### TASK TO COMPLETE
Count how many lines of the data include the string "amount", then say that number and stop.

Entries from a dataset of interfaces

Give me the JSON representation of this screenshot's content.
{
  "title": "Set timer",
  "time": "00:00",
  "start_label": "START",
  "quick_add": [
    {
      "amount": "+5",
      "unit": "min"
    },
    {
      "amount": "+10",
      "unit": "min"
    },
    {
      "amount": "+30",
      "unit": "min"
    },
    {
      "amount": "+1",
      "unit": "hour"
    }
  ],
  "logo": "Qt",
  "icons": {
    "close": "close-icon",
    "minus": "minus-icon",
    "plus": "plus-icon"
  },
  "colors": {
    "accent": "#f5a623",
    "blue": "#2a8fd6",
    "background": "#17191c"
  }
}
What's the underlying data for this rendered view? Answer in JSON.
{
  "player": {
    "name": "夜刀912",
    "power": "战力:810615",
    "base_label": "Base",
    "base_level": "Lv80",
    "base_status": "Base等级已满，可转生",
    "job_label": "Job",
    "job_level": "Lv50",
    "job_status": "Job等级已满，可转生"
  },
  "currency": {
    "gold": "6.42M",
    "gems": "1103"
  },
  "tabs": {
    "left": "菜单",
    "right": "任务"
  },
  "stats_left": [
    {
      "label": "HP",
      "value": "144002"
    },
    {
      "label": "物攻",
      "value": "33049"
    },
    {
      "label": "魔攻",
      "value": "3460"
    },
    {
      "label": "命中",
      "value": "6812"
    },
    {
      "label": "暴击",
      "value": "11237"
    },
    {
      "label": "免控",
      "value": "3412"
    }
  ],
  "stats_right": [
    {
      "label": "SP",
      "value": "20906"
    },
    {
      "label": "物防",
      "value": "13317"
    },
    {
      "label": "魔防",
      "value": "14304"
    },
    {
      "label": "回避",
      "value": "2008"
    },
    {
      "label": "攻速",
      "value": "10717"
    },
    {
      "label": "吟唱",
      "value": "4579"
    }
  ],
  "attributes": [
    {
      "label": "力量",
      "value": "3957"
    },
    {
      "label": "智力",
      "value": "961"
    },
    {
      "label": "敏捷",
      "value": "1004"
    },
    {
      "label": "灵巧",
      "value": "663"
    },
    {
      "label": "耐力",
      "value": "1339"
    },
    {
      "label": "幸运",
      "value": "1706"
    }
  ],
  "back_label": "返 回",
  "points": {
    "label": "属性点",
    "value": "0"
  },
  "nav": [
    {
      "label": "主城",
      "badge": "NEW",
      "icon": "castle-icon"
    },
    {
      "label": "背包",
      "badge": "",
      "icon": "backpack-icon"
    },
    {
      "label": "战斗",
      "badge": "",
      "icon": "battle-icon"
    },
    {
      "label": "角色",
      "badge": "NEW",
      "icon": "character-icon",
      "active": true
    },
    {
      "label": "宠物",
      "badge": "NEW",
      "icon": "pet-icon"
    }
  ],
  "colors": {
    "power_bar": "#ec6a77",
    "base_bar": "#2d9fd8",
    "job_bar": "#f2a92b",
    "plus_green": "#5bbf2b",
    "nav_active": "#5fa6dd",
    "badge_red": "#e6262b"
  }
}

### RESULT FOR THIS EXERCISE
4